*** Opening of RECORDS FOR THE EXERCISE ***

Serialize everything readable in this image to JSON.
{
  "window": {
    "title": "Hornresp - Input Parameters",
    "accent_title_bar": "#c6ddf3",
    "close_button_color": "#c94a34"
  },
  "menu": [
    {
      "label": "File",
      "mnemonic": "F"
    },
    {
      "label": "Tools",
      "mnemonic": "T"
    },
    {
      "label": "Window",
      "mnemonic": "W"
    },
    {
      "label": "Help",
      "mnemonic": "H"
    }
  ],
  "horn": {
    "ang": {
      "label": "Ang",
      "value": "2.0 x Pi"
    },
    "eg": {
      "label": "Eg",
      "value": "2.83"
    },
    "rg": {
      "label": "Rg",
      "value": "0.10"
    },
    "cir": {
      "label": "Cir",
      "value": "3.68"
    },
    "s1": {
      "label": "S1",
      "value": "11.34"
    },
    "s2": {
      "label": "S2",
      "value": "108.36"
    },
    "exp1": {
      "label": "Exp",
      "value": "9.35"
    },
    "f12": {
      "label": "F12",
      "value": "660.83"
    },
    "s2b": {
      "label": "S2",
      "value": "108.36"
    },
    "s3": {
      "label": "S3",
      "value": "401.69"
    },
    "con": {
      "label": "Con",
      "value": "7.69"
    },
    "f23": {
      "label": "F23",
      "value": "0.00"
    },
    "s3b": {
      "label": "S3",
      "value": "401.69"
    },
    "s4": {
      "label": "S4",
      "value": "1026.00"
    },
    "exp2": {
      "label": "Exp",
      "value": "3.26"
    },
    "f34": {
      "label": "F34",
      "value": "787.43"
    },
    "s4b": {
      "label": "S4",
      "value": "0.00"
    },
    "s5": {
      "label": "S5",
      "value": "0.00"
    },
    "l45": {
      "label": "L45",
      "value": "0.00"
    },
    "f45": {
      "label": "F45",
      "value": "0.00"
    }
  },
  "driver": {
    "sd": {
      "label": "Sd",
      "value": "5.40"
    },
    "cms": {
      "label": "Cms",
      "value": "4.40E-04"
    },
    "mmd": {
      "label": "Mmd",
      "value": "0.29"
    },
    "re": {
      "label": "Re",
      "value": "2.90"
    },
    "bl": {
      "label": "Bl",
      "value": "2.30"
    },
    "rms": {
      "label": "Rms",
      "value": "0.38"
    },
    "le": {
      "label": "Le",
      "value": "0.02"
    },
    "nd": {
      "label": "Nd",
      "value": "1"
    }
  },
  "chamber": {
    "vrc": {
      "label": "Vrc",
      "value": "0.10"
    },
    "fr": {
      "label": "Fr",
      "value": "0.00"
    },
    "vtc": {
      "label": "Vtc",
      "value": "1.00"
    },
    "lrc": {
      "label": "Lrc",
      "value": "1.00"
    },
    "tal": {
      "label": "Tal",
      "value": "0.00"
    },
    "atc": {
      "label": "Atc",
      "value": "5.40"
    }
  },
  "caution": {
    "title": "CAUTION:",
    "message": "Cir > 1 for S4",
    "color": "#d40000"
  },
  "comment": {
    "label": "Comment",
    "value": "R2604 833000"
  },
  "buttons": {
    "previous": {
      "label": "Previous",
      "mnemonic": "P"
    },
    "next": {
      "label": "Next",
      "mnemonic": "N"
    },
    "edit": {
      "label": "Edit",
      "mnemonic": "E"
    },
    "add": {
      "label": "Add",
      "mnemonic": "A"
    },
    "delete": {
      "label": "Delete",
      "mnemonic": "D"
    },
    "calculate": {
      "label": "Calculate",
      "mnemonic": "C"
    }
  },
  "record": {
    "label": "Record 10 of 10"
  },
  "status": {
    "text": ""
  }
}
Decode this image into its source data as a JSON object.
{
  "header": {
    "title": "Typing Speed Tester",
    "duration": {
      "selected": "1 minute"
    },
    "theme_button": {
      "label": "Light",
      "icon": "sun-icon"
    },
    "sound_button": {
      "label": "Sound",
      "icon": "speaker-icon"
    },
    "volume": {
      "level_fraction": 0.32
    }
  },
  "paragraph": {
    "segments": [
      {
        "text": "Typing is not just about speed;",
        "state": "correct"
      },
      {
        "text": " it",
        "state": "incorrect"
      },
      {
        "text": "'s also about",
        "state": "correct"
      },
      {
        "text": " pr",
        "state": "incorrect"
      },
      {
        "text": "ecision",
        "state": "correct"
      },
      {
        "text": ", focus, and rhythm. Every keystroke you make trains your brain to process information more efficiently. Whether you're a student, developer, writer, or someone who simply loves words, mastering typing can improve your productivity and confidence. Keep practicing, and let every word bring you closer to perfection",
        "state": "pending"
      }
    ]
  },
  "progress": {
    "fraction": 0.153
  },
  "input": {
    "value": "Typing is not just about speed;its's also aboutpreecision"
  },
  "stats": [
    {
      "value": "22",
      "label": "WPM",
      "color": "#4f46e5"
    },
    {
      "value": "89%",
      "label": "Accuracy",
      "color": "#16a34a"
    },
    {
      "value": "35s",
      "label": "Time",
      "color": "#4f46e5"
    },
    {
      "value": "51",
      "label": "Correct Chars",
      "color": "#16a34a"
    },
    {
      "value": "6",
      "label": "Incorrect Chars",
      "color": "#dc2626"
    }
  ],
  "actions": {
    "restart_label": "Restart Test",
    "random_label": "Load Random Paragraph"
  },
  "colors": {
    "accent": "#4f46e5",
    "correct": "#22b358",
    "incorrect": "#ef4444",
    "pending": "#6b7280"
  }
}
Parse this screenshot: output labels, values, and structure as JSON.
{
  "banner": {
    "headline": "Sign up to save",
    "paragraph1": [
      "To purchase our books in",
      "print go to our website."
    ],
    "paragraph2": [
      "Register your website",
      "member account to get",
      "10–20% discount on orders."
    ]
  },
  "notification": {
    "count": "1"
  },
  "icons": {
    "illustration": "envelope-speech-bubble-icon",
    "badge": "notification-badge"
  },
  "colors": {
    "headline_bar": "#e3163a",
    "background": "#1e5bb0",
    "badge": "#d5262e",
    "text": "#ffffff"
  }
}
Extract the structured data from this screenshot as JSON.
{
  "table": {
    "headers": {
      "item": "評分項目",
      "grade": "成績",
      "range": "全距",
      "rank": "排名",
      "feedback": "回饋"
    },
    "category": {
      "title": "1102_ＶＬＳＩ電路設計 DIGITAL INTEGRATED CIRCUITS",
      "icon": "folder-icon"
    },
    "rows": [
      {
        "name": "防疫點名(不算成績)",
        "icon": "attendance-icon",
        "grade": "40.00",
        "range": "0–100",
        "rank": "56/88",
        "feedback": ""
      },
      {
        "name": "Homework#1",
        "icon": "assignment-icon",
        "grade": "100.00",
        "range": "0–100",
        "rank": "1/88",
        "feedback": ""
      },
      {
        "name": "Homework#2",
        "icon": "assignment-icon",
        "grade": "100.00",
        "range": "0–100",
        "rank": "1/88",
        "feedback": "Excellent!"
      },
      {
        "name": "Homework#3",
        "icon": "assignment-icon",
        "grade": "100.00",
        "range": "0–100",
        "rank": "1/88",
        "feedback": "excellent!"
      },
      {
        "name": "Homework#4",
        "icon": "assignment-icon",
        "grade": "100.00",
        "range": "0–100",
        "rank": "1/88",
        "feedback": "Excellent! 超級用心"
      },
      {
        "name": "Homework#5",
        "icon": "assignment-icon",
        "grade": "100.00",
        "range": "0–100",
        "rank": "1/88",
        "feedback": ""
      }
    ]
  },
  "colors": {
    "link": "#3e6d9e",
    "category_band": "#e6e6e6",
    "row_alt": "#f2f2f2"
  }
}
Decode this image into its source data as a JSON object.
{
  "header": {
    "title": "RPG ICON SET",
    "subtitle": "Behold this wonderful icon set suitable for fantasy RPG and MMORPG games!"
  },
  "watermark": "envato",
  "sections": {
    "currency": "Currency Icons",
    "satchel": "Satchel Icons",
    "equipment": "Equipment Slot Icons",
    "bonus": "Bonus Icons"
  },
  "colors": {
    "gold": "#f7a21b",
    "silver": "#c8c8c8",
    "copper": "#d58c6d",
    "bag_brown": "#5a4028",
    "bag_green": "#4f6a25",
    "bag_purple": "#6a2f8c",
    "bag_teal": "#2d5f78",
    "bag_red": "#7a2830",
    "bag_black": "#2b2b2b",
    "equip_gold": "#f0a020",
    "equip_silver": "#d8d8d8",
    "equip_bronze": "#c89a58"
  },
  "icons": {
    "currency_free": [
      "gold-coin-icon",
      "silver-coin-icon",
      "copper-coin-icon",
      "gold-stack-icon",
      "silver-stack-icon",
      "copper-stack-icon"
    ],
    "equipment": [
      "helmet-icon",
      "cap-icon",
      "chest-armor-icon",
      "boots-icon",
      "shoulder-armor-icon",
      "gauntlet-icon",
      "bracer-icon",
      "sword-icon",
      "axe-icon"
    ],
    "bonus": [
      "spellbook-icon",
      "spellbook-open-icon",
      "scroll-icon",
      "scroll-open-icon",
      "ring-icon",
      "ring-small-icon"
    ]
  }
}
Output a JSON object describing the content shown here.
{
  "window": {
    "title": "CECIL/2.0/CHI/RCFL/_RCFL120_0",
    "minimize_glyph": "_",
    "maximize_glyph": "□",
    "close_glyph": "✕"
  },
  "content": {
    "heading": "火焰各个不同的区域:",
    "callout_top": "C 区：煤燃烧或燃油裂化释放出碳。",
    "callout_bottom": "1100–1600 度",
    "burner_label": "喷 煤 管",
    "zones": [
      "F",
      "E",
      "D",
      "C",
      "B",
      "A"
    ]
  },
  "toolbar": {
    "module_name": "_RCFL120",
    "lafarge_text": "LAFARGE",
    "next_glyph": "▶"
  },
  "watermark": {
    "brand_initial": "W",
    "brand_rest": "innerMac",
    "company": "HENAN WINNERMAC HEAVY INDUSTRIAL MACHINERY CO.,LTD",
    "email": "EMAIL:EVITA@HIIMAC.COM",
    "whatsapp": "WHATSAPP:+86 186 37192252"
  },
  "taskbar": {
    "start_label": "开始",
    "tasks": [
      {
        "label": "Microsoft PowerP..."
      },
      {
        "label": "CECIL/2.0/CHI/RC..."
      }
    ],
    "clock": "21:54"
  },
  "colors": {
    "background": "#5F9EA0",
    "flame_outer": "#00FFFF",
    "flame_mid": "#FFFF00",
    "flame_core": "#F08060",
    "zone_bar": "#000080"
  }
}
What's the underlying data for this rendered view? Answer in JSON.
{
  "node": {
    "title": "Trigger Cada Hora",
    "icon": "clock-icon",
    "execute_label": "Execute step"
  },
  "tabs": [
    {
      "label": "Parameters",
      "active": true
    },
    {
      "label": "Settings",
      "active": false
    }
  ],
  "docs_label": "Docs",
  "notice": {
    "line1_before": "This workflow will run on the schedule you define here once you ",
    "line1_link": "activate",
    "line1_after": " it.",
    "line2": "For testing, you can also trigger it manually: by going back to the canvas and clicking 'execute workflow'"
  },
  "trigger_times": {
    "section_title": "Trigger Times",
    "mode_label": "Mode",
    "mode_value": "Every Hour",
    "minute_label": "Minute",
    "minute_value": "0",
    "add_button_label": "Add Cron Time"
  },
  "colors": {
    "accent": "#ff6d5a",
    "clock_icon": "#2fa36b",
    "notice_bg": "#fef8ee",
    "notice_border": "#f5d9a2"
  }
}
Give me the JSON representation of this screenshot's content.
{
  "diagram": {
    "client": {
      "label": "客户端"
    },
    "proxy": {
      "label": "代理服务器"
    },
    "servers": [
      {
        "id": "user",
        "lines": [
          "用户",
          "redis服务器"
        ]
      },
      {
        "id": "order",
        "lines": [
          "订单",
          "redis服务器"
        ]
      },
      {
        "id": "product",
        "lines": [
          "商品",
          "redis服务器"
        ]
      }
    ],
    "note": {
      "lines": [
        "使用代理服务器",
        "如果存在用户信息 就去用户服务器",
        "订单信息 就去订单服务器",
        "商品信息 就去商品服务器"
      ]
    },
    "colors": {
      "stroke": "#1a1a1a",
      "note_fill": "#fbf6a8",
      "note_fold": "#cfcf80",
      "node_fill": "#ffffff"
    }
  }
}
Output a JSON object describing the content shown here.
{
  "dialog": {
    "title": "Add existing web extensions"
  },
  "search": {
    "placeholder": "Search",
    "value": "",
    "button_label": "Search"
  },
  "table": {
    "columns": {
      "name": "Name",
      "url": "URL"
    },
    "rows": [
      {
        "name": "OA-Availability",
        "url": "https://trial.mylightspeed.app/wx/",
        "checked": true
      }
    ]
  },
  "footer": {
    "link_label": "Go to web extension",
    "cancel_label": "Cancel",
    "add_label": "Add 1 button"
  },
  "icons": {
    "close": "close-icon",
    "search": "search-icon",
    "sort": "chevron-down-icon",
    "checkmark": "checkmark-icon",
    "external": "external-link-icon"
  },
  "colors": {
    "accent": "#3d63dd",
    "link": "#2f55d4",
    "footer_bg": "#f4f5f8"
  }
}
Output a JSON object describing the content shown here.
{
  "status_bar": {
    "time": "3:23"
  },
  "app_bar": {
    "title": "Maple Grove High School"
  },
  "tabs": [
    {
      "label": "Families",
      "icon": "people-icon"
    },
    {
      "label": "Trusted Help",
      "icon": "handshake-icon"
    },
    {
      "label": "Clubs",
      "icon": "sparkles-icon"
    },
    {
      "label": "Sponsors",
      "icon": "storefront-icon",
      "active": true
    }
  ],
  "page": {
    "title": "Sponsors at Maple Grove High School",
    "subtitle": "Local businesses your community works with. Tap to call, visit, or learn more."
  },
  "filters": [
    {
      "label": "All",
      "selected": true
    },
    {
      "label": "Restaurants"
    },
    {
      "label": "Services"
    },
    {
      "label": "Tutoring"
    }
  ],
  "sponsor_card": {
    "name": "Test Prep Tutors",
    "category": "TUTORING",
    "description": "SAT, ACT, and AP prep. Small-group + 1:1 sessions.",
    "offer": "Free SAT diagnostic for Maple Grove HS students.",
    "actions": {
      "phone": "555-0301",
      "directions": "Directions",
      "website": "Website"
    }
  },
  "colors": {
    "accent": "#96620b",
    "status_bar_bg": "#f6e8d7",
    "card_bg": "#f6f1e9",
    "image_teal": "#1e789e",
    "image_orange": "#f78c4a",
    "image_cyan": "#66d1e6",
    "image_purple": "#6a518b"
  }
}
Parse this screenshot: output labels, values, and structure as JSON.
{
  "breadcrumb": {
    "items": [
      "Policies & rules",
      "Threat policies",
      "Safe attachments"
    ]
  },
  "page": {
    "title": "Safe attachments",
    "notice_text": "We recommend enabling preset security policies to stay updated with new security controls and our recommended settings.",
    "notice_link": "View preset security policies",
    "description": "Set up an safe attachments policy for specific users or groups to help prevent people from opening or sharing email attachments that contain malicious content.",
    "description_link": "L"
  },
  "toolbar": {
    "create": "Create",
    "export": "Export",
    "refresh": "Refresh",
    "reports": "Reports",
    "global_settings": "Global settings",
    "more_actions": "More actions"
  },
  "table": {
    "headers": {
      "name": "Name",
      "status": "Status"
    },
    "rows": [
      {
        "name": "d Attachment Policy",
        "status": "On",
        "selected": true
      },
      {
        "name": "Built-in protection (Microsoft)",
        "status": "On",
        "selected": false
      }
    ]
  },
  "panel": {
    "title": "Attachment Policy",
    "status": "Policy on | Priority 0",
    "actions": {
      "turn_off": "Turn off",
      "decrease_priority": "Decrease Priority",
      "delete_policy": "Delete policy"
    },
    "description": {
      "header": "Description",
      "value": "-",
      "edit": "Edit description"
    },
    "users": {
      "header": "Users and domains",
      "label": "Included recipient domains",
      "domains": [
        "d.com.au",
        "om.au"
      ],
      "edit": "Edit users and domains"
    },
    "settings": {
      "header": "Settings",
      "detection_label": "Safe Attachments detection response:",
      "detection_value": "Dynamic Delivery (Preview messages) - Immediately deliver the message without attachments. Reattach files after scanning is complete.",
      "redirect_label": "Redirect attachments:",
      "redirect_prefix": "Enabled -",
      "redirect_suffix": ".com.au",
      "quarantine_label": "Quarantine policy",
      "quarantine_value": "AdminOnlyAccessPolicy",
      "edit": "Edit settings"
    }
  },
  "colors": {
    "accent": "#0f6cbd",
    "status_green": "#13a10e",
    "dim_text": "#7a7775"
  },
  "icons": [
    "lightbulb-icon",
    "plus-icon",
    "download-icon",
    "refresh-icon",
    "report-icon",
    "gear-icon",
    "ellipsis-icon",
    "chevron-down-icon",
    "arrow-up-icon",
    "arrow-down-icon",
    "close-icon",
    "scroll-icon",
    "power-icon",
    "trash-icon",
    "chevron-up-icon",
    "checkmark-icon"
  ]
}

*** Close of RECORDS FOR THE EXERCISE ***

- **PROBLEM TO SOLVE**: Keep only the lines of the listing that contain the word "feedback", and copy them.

- **ANSWER TO THIS TASK**:
      "feedback": "回饋"
        "feedback": ""
        "feedback": ""
        "feedback": "Excellent!"
        "feedback": "excellent!"
        "feedback": "Excellent! 超級用心"
        "feedback": ""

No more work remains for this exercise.